--- RAW DATA Enclosed Below ---
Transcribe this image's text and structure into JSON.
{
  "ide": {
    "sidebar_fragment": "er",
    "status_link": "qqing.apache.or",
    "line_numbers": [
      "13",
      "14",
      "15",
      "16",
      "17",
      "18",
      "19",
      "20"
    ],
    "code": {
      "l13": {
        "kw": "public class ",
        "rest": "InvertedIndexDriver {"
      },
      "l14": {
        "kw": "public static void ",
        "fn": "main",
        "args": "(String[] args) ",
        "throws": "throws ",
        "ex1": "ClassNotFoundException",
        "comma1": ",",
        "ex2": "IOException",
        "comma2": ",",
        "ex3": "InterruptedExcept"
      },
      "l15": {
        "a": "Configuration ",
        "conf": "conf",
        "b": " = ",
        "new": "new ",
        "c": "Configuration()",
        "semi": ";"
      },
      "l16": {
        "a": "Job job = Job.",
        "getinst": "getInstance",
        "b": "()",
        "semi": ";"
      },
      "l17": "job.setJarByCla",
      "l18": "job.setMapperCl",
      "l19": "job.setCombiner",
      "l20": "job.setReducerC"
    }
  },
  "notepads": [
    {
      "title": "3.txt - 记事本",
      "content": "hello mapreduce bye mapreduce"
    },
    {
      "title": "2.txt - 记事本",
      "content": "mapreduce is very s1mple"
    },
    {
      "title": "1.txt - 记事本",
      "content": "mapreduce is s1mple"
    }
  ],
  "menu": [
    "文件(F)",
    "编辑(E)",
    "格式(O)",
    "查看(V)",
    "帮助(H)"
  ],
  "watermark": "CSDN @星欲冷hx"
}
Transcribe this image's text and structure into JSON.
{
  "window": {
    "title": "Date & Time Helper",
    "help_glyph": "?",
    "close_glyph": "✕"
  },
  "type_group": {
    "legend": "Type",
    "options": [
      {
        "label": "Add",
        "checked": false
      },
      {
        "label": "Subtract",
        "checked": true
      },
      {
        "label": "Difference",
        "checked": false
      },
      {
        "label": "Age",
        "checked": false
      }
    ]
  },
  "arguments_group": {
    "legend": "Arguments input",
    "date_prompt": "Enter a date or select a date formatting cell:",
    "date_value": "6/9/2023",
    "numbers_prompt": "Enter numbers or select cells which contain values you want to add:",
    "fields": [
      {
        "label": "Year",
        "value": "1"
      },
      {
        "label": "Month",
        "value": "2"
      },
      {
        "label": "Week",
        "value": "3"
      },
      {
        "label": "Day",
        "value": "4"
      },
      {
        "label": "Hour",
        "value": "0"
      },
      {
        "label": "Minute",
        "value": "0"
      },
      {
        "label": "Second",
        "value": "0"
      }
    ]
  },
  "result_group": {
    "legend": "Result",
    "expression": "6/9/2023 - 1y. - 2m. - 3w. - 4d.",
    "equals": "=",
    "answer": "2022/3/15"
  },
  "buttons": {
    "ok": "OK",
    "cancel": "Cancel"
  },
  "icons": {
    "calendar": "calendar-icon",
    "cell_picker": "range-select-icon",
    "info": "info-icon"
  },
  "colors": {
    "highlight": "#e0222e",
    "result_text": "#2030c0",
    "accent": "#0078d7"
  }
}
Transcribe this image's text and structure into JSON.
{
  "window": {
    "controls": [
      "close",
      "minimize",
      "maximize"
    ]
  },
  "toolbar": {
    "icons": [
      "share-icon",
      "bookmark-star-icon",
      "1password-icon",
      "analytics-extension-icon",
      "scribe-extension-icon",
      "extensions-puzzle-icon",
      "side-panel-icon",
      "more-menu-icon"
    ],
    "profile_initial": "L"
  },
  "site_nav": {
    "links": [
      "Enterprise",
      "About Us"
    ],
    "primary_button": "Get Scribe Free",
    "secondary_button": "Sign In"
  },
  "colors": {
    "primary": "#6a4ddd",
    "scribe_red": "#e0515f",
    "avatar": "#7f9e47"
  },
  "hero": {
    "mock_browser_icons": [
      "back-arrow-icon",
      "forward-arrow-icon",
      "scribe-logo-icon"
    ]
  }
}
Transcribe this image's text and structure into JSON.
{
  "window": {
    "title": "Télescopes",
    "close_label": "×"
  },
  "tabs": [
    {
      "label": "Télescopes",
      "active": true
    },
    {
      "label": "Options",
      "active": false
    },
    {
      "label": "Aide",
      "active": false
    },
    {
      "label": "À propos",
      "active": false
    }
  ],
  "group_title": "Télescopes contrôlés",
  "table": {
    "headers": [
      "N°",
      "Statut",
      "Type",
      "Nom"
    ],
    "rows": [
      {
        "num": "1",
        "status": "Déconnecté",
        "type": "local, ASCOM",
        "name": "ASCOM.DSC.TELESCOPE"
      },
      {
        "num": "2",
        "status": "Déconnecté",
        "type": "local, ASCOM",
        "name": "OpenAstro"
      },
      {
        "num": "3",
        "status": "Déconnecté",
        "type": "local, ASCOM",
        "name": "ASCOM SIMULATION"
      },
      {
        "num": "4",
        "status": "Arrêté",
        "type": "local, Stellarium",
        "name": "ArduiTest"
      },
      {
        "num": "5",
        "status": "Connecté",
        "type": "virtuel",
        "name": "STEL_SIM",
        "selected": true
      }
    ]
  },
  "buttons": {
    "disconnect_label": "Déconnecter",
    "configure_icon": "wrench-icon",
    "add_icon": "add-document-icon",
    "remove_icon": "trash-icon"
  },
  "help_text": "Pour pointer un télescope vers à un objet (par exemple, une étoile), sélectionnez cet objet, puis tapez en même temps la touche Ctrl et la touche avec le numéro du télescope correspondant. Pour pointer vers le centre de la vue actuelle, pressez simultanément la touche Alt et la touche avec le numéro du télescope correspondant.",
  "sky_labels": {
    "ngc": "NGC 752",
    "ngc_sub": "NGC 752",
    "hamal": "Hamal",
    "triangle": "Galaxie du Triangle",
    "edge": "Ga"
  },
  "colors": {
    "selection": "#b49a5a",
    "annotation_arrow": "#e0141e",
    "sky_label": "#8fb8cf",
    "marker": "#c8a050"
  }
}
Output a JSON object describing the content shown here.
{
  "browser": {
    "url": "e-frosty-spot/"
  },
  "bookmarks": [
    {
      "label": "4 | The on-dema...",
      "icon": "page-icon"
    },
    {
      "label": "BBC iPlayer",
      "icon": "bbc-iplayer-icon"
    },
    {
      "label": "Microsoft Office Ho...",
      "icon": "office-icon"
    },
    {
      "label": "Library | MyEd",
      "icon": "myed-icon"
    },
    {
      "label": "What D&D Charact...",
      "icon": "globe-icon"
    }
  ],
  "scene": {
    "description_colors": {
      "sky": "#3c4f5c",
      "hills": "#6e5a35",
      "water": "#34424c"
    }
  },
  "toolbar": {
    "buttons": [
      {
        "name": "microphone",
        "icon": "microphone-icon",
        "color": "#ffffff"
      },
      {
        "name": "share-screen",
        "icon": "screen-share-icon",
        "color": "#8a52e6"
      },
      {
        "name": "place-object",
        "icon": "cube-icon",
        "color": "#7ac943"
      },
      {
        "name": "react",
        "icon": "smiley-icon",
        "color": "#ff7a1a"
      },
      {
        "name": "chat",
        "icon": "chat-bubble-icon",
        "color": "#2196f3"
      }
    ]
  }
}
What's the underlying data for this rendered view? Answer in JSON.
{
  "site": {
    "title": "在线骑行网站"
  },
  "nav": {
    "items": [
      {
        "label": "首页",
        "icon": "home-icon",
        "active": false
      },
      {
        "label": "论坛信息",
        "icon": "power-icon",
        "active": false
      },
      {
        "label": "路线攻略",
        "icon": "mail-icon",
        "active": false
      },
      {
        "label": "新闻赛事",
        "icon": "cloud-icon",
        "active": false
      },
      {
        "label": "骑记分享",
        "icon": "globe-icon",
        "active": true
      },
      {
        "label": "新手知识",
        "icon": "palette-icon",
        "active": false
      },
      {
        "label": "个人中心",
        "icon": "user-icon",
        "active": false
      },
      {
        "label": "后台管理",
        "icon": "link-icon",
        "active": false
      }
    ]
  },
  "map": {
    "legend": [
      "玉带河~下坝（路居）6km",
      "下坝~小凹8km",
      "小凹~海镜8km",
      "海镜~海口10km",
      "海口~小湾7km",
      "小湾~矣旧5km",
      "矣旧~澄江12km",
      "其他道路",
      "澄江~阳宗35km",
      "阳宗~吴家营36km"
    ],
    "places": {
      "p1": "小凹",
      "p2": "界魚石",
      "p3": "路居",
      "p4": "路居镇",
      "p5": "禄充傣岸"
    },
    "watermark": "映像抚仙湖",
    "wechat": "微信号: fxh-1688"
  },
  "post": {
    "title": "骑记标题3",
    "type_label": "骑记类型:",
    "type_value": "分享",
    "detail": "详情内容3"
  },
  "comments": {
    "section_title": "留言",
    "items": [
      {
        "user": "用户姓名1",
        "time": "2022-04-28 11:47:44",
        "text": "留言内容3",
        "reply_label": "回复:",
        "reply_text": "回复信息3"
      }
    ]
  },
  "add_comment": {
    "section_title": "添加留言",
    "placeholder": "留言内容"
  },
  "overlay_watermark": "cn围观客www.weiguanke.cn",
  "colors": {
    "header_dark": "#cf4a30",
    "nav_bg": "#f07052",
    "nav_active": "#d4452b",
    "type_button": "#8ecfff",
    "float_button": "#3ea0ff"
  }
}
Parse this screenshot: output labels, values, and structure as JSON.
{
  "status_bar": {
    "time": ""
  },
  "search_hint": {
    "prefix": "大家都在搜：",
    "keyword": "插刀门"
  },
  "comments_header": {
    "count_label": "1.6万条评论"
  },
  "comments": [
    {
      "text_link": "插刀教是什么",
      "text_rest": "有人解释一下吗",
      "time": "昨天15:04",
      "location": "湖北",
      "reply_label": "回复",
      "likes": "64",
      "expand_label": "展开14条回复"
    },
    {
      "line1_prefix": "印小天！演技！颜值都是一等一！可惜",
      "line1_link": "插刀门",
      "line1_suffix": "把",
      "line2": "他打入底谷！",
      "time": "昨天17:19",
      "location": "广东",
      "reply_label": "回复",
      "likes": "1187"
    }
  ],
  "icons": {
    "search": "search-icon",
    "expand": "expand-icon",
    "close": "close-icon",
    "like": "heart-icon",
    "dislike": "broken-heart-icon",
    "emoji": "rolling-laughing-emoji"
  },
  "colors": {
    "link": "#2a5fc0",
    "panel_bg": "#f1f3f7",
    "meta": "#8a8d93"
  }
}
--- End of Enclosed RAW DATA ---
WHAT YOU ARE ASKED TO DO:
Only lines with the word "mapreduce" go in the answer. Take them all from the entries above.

RESPONSE BELOW:
      "content": "hello mapreduce bye mapreduce"
      "content": "mapreduce is very s1mple"
      "content": "mapreduce is s1mple"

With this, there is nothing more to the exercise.